Summary: Hayabusa2 has been investigating the asteroid Ryugu. This is a sample-return mission, which has implications for Solar System formation and may cast light on the origins of life on Earth.

Article: Japan (Very Carefully) Drops Elastic Explosives Onto an Asteroid

1. Consider what you know about the origin of the Solar System. What are astronomers hoping to learn from Hayabusa2’s mission to Ryugu?

Answer: They are hoping to learn about the composition of matter in the Solar System when it formed. This could confirm or refute our ideas about Solar System formation and the formation of the asteroid belt. The precursor molecules for life are also present on the asteroid, which may give us clues about the origins of life on Earth.

2. The article states that Hayabusa2 “physically touched down” on Ryugu in February 2019, and took a sample of dust kicked up. Go online and read more about it. Describe this event in more detail. Do you consider “physically touched down” to be an accurate characterization of what happened?

Answer: The spacecraft approached the surface and shot a small projectile into the asteroid. A sampler horn collected the kicked up dust and the spacecraft moved on. This is not quite what’s implied by the summary sentence in the news article.
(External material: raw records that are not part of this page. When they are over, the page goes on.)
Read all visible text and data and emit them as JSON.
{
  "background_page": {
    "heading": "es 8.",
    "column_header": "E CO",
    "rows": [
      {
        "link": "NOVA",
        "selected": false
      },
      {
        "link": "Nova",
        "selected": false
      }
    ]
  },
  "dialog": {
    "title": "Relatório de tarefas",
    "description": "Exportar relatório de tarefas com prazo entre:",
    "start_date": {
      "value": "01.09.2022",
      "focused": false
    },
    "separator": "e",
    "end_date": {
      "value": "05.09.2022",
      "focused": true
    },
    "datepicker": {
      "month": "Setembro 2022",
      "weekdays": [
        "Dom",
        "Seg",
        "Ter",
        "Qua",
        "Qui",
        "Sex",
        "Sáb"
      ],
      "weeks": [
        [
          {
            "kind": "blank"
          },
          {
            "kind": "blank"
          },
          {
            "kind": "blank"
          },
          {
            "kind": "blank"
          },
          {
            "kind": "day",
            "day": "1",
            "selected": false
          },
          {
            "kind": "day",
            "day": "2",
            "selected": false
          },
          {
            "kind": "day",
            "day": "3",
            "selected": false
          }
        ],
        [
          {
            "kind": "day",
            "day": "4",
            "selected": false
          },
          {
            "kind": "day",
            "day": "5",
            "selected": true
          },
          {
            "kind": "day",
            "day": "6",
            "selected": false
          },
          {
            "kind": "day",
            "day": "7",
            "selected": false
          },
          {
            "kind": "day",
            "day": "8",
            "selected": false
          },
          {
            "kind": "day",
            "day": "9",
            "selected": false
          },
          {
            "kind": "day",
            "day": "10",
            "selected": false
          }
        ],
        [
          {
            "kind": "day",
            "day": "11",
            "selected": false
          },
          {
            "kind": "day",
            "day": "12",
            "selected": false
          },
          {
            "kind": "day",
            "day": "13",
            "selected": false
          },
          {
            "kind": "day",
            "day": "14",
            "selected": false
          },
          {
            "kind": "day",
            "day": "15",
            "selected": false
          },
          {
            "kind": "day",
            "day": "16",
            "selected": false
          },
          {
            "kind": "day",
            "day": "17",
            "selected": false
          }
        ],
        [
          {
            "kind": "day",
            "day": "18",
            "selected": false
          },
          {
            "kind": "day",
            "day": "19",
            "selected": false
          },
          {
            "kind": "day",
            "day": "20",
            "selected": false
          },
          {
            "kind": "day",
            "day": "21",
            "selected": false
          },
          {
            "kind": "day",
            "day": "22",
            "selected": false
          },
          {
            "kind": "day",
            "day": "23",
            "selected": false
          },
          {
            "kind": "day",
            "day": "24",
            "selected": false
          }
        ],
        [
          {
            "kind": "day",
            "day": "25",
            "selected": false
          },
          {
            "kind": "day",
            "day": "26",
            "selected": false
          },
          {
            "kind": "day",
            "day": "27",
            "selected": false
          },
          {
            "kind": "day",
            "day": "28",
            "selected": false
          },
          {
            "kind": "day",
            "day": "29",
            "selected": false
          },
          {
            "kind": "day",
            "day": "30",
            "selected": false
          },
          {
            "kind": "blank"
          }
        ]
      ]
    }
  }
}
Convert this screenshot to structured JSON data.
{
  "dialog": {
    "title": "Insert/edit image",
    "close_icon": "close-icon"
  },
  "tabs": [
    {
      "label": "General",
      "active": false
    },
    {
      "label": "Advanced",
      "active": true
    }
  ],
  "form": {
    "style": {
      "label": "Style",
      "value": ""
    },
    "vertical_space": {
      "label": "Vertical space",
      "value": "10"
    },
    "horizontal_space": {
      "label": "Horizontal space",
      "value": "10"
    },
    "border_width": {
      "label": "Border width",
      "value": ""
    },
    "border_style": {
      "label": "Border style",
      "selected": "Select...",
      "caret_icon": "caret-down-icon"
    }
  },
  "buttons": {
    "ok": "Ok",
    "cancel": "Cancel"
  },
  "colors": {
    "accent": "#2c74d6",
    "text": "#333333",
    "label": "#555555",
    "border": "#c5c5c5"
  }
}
3. Ryugu is less than a mile across, in an orbit between Earth and Mars. Using an average orbital radius between those two planets (1.25 AU), find the orbital period of Ryugu. Convert this orbital period to seconds.

Answer: This is a review of Kepler’s third law. The period is 1.16 years, which equals 3.7 X 107 seconds.

4. The circumference of Ryugu’s orbit is 1.2 X 1012 Divide this distance traveled by the period to find the speed of the asteroid in its orbit. This is the speed that Hyabusu2 must be traveling in order to rendezvous with the asteroid.

Answer: This is a reminder of the definition of the properties of an orbit (what is the circumference, and what is the period). The speed is 32,000 m/s.

5. When was the spacecraft launched, and when is the sample return mission expected to arrive back here on Earth?

Answer: The spacecraft launched in December 2014, and will return a capsule to Earth in December 2020.

 

Image Contributor: Mark Garlick/Science Photo Library, 1 March 2013